It has not taken me more than a month to read “Peyton Place.” In fact, I’ve read several books within the past month, but I just haven’t been moved to write about them. I find a rare free hour so I want to get this monkey off my back, break the dam, so to speak, and get some writing done about a book I enjoyed.
To fulfill the Classics Challenge 2016 category of a trashy novel, I read “Peyton Place.” (Some people private messaged me: “What constitutes trash?” I answered with something I should have put in my original post: “It’s trash if you are vaguely embarrassed to tell someone what you’re reading.”)

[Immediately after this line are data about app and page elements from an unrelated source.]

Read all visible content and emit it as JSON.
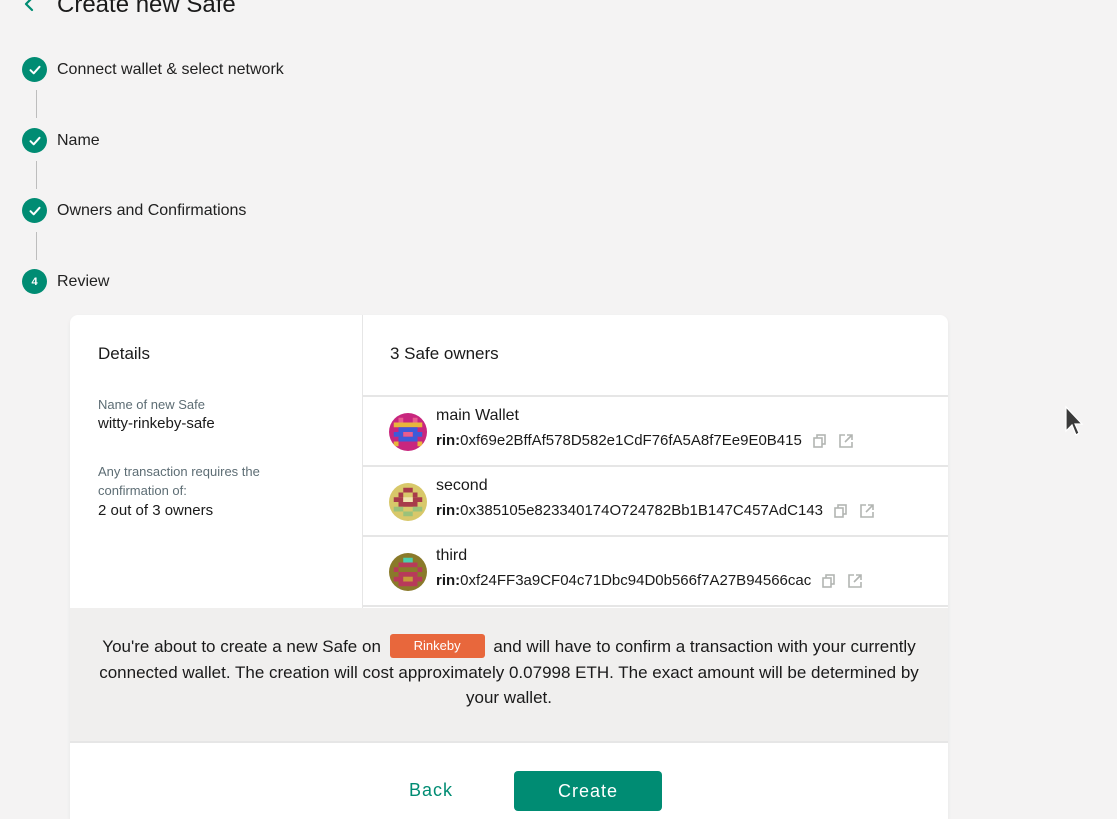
{
  "header": {
    "title": "Create new Safe",
    "back_icon": "chevron-left-icon"
  },
  "steps": [
    {
      "label": "Connect wallet & select network",
      "status": "complete"
    },
    {
      "label": "Name",
      "status": "complete"
    },
    {
      "label": "Owners and Confirmations",
      "status": "complete"
    },
    {
      "label": "Review",
      "number": "4",
      "status": "active"
    }
  ],
  "details": {
    "heading": "Details",
    "name_label": "Name of new Safe",
    "name_value": "witty-rinkeby-safe",
    "threshold_label": "Any transaction requires the confirmation of:",
    "threshold_value": "2 out of 3 owners"
  },
  "owners": {
    "heading": "3 Safe owners",
    "list": [
      {
        "name": "main Wallet",
        "prefix": "rin:",
        "address": "0xf69e2BffAf578D582e1CdF76fA5A8f7Ee9E0B415"
      },
      {
        "name": "second",
        "prefix": "rin:",
        "address": "0x385105e823340174O724782Bb1B147C457AdC143"
      },
      {
        "name": "third",
        "prefix": "rin:",
        "address": "0xf24FF3a9CF04c71Dbc94D0b566f7A27B94566cac"
      }
    ]
  },
  "info": {
    "before": "You're about to create a new Safe on",
    "network": "Rinkeby",
    "after": "and will have to confirm a transaction with your currently connected wallet. The creation will cost approximately 0.07998 ETH. The exact amount will be determined by your wallet."
  },
  "actions": {
    "back_label": "Back",
    "create_label": "Create"
  },
  "colors": {
    "accent": "#008c73",
    "network_badge": "#e8673c",
    "background": "#f4f3f3"
  }
}
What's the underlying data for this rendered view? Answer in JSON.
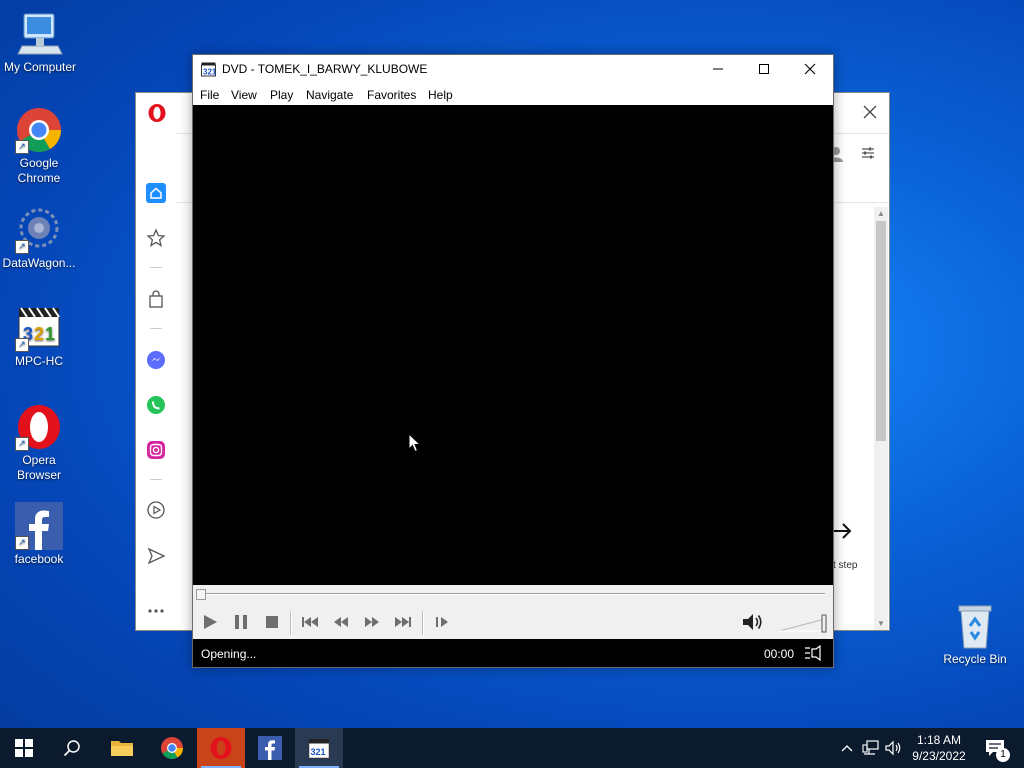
{
  "desktop": {
    "icons": [
      {
        "label": "My Computer"
      },
      {
        "label": "Google Chrome"
      },
      {
        "label": "DataWagon..."
      },
      {
        "label": "MPC-HC"
      },
      {
        "label": "Opera Browser"
      },
      {
        "label": "facebook"
      },
      {
        "label": "Recycle Bin"
      }
    ]
  },
  "opera_window": {
    "partial_text": "t step"
  },
  "mpc": {
    "title": "DVD - TOMEK_I_BARWY_KLUBOWE",
    "menu": [
      "File",
      "View",
      "Play",
      "Navigate",
      "Favorites",
      "Help"
    ],
    "status_text": "Opening...",
    "time": "00:00",
    "seek_position": 0,
    "volume_level": 1.0
  },
  "taskbar": {
    "time": "1:18 AM",
    "date": "9/23/2022",
    "notification_count": "1"
  },
  "colors": {
    "desktop_blue": "#0a63d8",
    "taskbar": "#0c1a2e",
    "opera_red": "#e3111b",
    "opera_accent": "#1f8fff",
    "video_bg": "#000000"
  }
}
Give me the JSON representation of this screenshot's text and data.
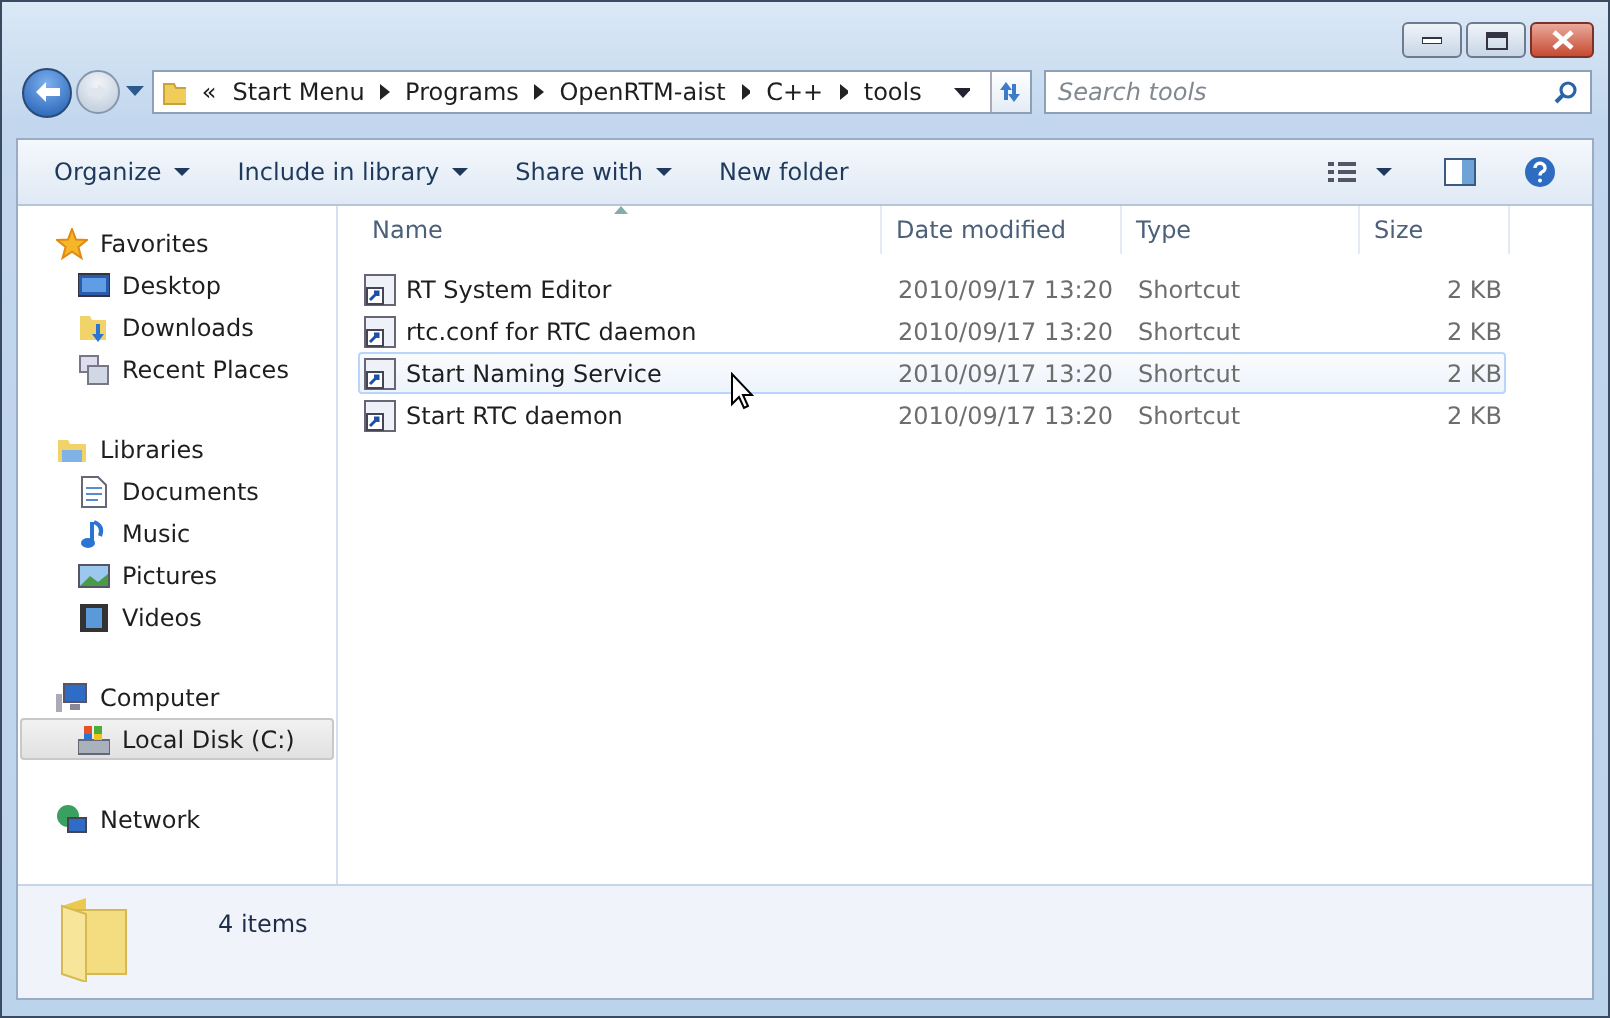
{
  "address_bar": {
    "overflow": "«",
    "path": [
      "Start Menu",
      "Programs",
      "OpenRTM-aist",
      "C++",
      "tools"
    ]
  },
  "search": {
    "placeholder": "Search tools"
  },
  "toolbar": [
    {
      "label": "Organize",
      "dropdown": true
    },
    {
      "label": "Include in library",
      "dropdown": true
    },
    {
      "label": "Share with",
      "dropdown": true
    },
    {
      "label": "New folder",
      "dropdown": false
    }
  ],
  "sidebar": {
    "groups": [
      {
        "label": "Favorites",
        "children": [
          {
            "label": "Desktop",
            "selected": false
          },
          {
            "label": "Downloads",
            "selected": false
          },
          {
            "label": "Recent Places",
            "selected": false
          }
        ]
      },
      {
        "label": "Libraries",
        "children": [
          {
            "label": "Documents",
            "selected": false
          },
          {
            "label": "Music",
            "selected": false
          },
          {
            "label": "Pictures",
            "selected": false
          },
          {
            "label": "Videos",
            "selected": false
          }
        ]
      },
      {
        "label": "Computer",
        "children": [
          {
            "label": "Local Disk (C:)",
            "selected": true
          }
        ]
      },
      {
        "label": "Network"
      }
    ]
  },
  "table": {
    "columns": [
      "Name",
      "Date modified",
      "Type",
      "Size"
    ],
    "rows": [
      {
        "name": "RT System Editor",
        "date": "2010/09/17 13:20",
        "type": "Shortcut",
        "size": "2 KB",
        "hovered": false
      },
      {
        "name": "rtc.conf for RTC daemon",
        "date": "2010/09/17 13:20",
        "type": "Shortcut",
        "size": "2 KB",
        "hovered": false
      },
      {
        "name": "Start Naming Service",
        "date": "2010/09/17 13:20",
        "type": "Shortcut",
        "size": "2 KB",
        "hovered": true
      },
      {
        "name": "Start RTC daemon",
        "date": "2010/09/17 13:20",
        "type": "Shortcut",
        "size": "2 KB",
        "hovered": false
      }
    ]
  },
  "status_bar": {
    "text": "4 items"
  }
}
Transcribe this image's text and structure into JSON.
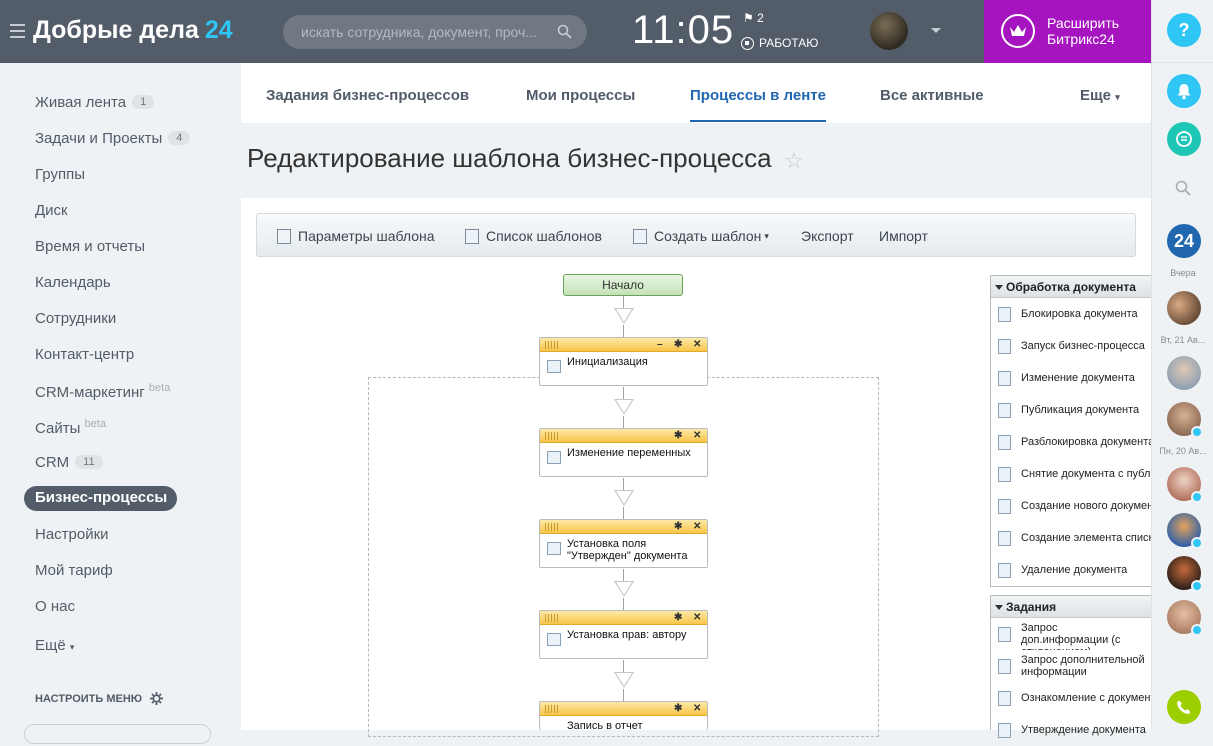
{
  "header": {
    "logo_name": "Добрые дела",
    "logo_num": "24",
    "search_placeholder": "искать сотрудника, документ, проч...",
    "clock": "11:05",
    "flag_count": "2",
    "work_status": "РАБОТАЮ",
    "upgrade_label_1": "Расширить",
    "upgrade_label_2": "Битрикс24"
  },
  "sidebar": {
    "items": [
      {
        "label": "Живая лента",
        "count": "1"
      },
      {
        "label": "Задачи и Проекты",
        "count": "4"
      },
      {
        "label": "Группы"
      },
      {
        "label": "Диск"
      },
      {
        "label": "Время и отчеты"
      },
      {
        "label": "Календарь"
      },
      {
        "label": "Сотрудники"
      },
      {
        "label": "Контакт-центр"
      },
      {
        "label": "CRM-маркетинг",
        "sup": "beta"
      },
      {
        "label": "Сайты",
        "sup": "beta"
      },
      {
        "label": "CRM",
        "count": "11"
      },
      {
        "label": "Бизнес-процессы"
      },
      {
        "label": "Настройки"
      },
      {
        "label": "Мой тариф"
      },
      {
        "label": "О нас"
      },
      {
        "label": "Ещё"
      }
    ],
    "configure": "НАСТРОИТЬ МЕНЮ"
  },
  "tabs": [
    "Задания бизнес-процессов",
    "Мои процессы",
    "Процессы в ленте",
    "Все активные",
    "Еще"
  ],
  "page_title": "Редактирование шаблона бизнес-процесса",
  "toolbar": {
    "params": "Параметры шаблона",
    "list": "Список шаблонов",
    "create": "Создать шаблон",
    "export": "Экспорт",
    "import": "Импорт"
  },
  "designer": {
    "start": "Начало",
    "activities": [
      "Инициализация",
      "Изменение переменных",
      "Установка поля \"Утвержден\" документа",
      "Установка прав: автору",
      "Запись в отчет"
    ]
  },
  "palette": {
    "group1": "Обработка документа",
    "group1_items": [
      "Блокировка документа",
      "Запуск бизнес-процесса",
      "Изменение документа",
      "Публикация документа",
      "Разблокировка документа",
      "Снятие документа с публикации",
      "Создание нового документа",
      "Создание элемента списка",
      "Удаление документа"
    ],
    "group2": "Задания",
    "group2_items": [
      "Запрос доп.информации (с отклонением)",
      "Запрос дополнительной информации",
      "Ознакомление с документом",
      "Утверждение документа"
    ]
  },
  "rightbar": {
    "help": "?",
    "b24": "24",
    "label_yesterday": "Вчера",
    "label_date1": "Вт, 21 Ав...",
    "label_date2": "Пн, 20 Ав..."
  }
}
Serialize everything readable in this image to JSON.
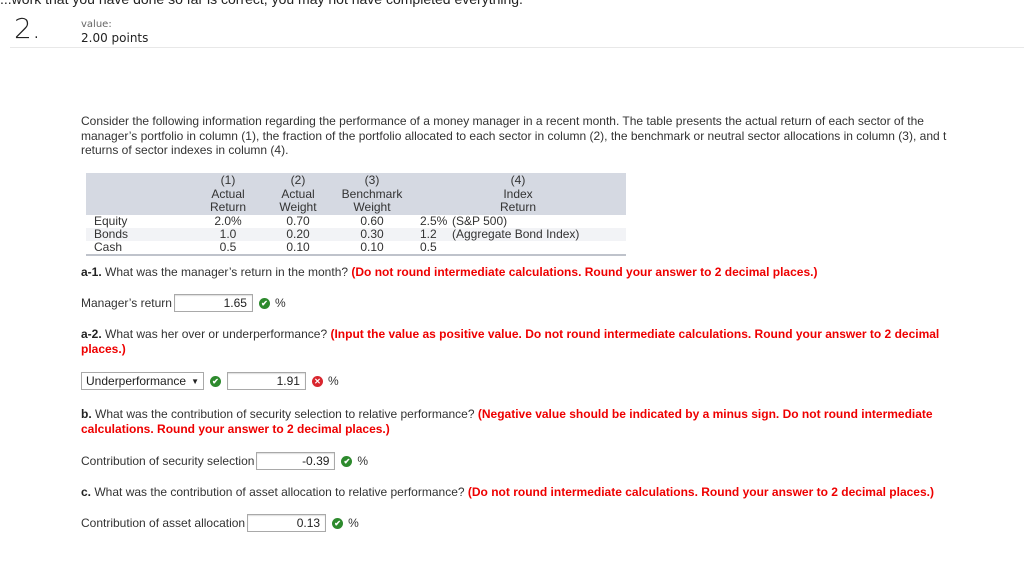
{
  "header": {
    "top_cut_text": "...work that you have done so far is correct, you may not have completed everything.",
    "question_number": "2.",
    "value_label": "value:",
    "points": "2.00 points"
  },
  "intro": {
    "line1": "Consider the following information regarding the performance of a money manager in a recent month. The table presents the actual return of each sector of the",
    "line2": "manager’s portfolio in column (1), the fraction of the portfolio allocated to each sector in column (2), the benchmark or neutral sector allocations in column (3), and t",
    "line3": "returns of sector indexes in column (4)."
  },
  "table": {
    "headers": [
      {
        "num": "(1)",
        "l1": "Actual",
        "l2": "Return"
      },
      {
        "num": "(2)",
        "l1": "Actual",
        "l2": "Weight"
      },
      {
        "num": "(3)",
        "l1": "Benchmark",
        "l2": "Weight"
      },
      {
        "num": "(4)",
        "l1": "Index",
        "l2": "Return"
      }
    ],
    "rows": [
      {
        "sector": "Equity",
        "actual_return": "2.0%",
        "actual_weight": "0.70",
        "benchmark_weight": "0.60",
        "index_return": "2.5%",
        "index_name": "(S&P 500)"
      },
      {
        "sector": "Bonds",
        "actual_return": "1.0",
        "actual_weight": "0.20",
        "benchmark_weight": "0.30",
        "index_return": "1.2",
        "index_name": "(Aggregate Bond Index)"
      },
      {
        "sector": "Cash",
        "actual_return": "0.5",
        "actual_weight": "0.10",
        "benchmark_weight": "0.10",
        "index_return": "0.5",
        "index_name": ""
      }
    ]
  },
  "questions": {
    "a1": {
      "label": "a-1.",
      "text": " What was the manager’s return in the month? ",
      "note": "(Do not round intermediate calculations. Round your answer to 2 decimal places.)",
      "field_label": "Manager’s return",
      "value": "1.65",
      "status": "correct",
      "unit": "%"
    },
    "a2": {
      "label": "a-2.",
      "text": " What was her over or underperformance? ",
      "note_line1": "(Input the value as positive value. Do not round intermediate calculations. Round your answer to 2 decimal",
      "note_line2": "places.)",
      "select_value": "Underperformance",
      "select_status": "correct",
      "value": "1.91",
      "status": "incorrect",
      "unit": "%"
    },
    "b": {
      "label": "b.",
      "text": " What was the contribution of security selection to relative performance? ",
      "note_line1": "(Negative value should be indicated by a minus sign. Do not round intermediate",
      "note_line2": "calculations. Round your answer to 2 decimal places.)",
      "field_label": "Contribution of security selection",
      "value": "-0.39",
      "status": "correct",
      "unit": "%"
    },
    "c": {
      "label": "c.",
      "text": " What was the contribution of asset allocation to relative performance? ",
      "note": "(Do not round intermediate calculations. Round your answer to 2 decimal places.)",
      "field_label": "Contribution of asset allocation",
      "value": "0.13",
      "status": "correct",
      "unit": "%"
    }
  },
  "icons": {
    "correct": "✔",
    "incorrect": "✕",
    "dropdown": "▼"
  },
  "colors": {
    "note_red": "#ee0000",
    "correct_green": "#2d8a2d",
    "incorrect_red": "#d9262e",
    "table_header": "#d5d9e2"
  }
}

Interestingly, my wife and I both separately chose “Peyton Place” to read for this category. I was looking for something with little redeeming value, bad writing, salacious plot, horrid dialogue and phony characters. I gleefully sharpened my poisoned pen. Instead, I got a fairly well-written book that, despite a meandering plot, was not bad. It was almost a disappointment.